A lack of affordable housing is the major issue facing London’s struggling residents, and the city is turning to plywood for the solution.
Plywood is a thin sheet of plastic that can be used for a number of purposes, including flooring, furniture and wall panels.
It is cheap to produce and easily manufactured, and is often cheaper than wood.
In the UK, the price of plywood has plummeted from £1,000 per square foot in the 1980s to under £1 per square metre now.
However, it has faced criticism for its lack of insulation, particularly in the face of the growing threat of the coronavirus.
Many local authorities across the country have introduced bans on the manufacture, sale and use of ply, which is often used as an alternative to wood.
The problem is that the cheapest way to manufacture ply is from scraps of plastic from car parts.
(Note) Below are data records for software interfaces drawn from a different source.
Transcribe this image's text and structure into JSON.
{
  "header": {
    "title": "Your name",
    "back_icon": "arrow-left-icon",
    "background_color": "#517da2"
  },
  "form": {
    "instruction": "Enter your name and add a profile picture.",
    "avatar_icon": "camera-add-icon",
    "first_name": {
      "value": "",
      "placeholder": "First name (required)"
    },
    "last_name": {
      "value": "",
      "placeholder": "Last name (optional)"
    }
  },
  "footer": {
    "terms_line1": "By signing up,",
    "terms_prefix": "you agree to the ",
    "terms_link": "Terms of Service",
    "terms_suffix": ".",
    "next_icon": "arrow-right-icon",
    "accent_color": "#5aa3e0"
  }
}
Plywood manufacturers also make the material used in flooring and furniture.
“We do need to address the problem of supply and demand, so the best solution we have at the moment is to look at alternative materials,” said a spokesman for London boroughs.
LONDON’S COLLAPSE OF THE COFFEE COLLABORATOR The mayor of London, Sadiq Khan, has called for the use of plastic and the supply of ply to be cut back to a level that the government can guarantee, in order to provide adequate support for the homeless.
The mayor’s plan also includes the use to tackle homelessness by building new social housing in the capital.
The plan is part of a broader package of measures aimed at tackling homelessness and poverty.
It aims to provide a minimum of 60,000 new social homes, which the mayor hopes will be enough to meet the need for about 1.5 million people over the next 20 years.
Pollywood and the mayor’s plans are unlikely to go down well with the local councils.
London Mayor Sadiq Islam has criticised the mayor for not doing more to help the homeless, and has also warned against introducing restrictions on the sale of ply for building materials.